Study authors from the Institute of Psychiatry, Psychology and Neuroscience at King’s College London, analyzed about 800 people ages 18 to 65. According to a news release, at the beginning of the study, 410 of those patients had reported a first episode of psychosis and 370 healthy patients were used as a control. After examining their marijuana use, researchers observed that compared to those who never smoked, study participants who tried the stronger variety of marijuana had a threefold increased risk of developing psychosis. Those who used the potent pot every day had a fivefold increased risk of developing psychosis.

“Skeptics still claim that this is not an important cause of schizophrenia-like psychosis. This paper suggests that we could prevent almost one-quarter of cases of psychosis if no one smoked high-potency cannabis,” senior researcher Sir Robin Murray, a psychiatric research professor at King’s College, said in the news release.

The use of hash, a milder form of marijuana, wasn’t linked to a heightened risk of psychosis. Hash has a higher concentration of cannabidiol (CBD) than more potent forms, which have a higher percentage of marijuana’s psychotropic ingredient, tetrahydrocannabinol (THC). CBD is believed to offset the effects of THC. 

In the study, researchers defined high-potency weed as having greater than 15 percent THC content. Hash was defined has having less than 5 percent THC content.

According to the Washington Post, most of the marijuana in the U.S. is of the high-THC variety, and the average strength of weed that federal authorities have seized over time has risen. The Post noted that many retailers in Colorado, where recreational marijuana has been legalized, sell strains of weed that contain 25 percent THC or more. The newspaper likened today’s weed to “prohibition-era moonshine.”

The U.K. study authors said their findings are significant because cannabis potency and frequency of use are often overlooked when determining how harmful a drug can be, but that these factors are crucial in analyzing how the drug will impact a patient’s mental health.

“As with smoking tobacco and drinking alcohol you need a clear public message,” lead author Marta Di Forti, clinician scientist, said in the news release. “When a [general practitioner] or psychiatrist asks if a patient uses cannabis, it’s not helpful; it’s like asking whether someone drinks.
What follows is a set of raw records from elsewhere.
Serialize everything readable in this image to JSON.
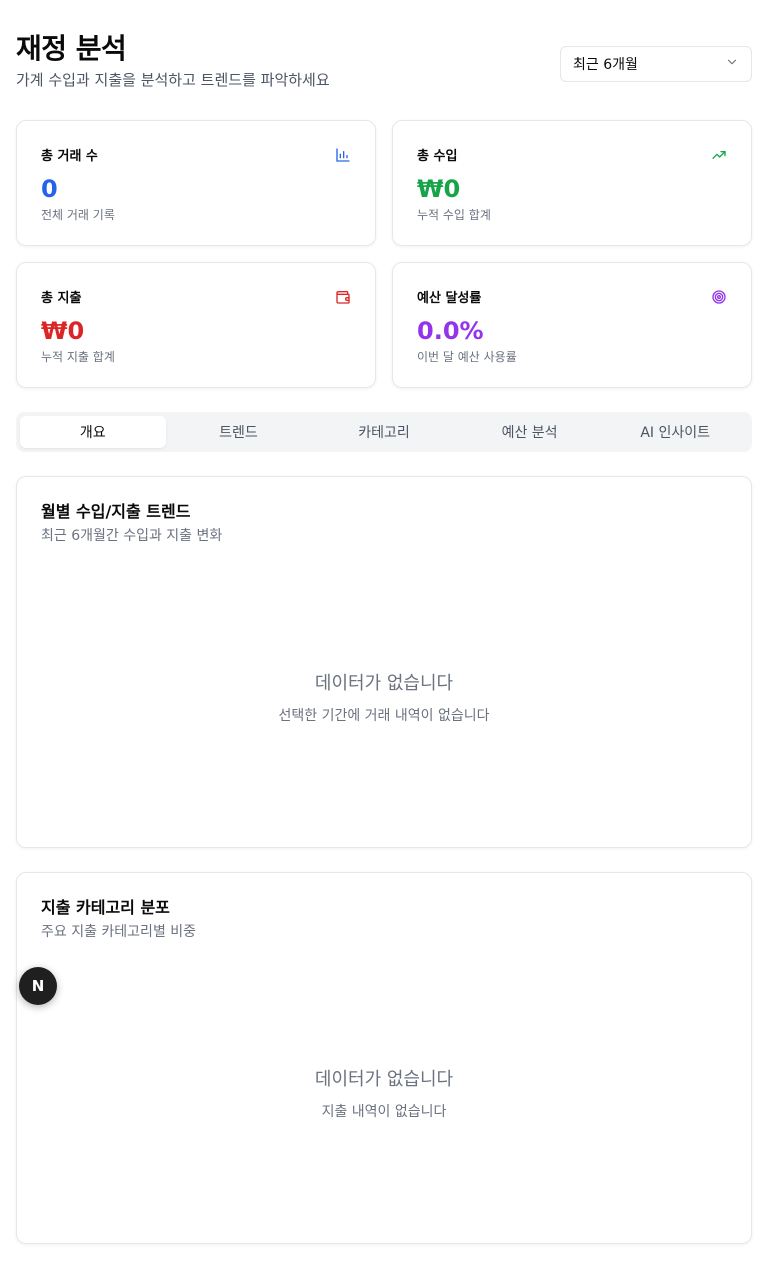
{
  "header": {
    "title": "재정 분석",
    "subtitle": "가계 수입과 지출을 분석하고 트렌드를 파악하세요"
  },
  "period_select": {
    "value": "최근 6개월"
  },
  "stats": [
    {
      "label": "총 거래 수",
      "value": "0",
      "note": "전체 거래 기록",
      "icon": "bar-chart-icon",
      "color": "#2563eb"
    },
    {
      "label": "총 수입",
      "value": "₩0",
      "note": "누적 수입 합계",
      "icon": "trending-up-icon",
      "color": "#16a34a"
    },
    {
      "label": "총 지출",
      "value": "₩0",
      "note": "누적 지출 합계",
      "icon": "wallet-icon",
      "color": "#dc2626"
    },
    {
      "label": "예산 달성률",
      "value": "0.0%",
      "note": "이번 달 예산 사용률",
      "icon": "target-icon",
      "color": "#9333ea"
    }
  ],
  "tabs": [
    {
      "label": "개요",
      "active": true
    },
    {
      "label": "트렌드"
    },
    {
      "label": "카테고리"
    },
    {
      "label": "예산 분석"
    },
    {
      "label": "AI 인사이트"
    }
  ],
  "panels": [
    {
      "title": "월별 수입/지출 트렌드",
      "description": "최근 6개월간 수입과 지출 변화",
      "empty_title": "데이터가 없습니다",
      "empty_subtitle": "선택한 기간에 거래 내역이 없습니다"
    },
    {
      "title": "지출 카테고리 분포",
      "description": "주요 지출 카테고리별 비중",
      "empty_title": "데이터가 없습니다",
      "empty_subtitle": "지출 내역이 없습니다"
    }
  ],
  "fab": {
    "label": "N",
    "icon": "next-logo-icon"
  }
}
As with alcohol, the relevant questions are how often and what type of cannabis. This gives more information about whether the user is at risk of mental health problems; awareness needs to increase for this to happen.”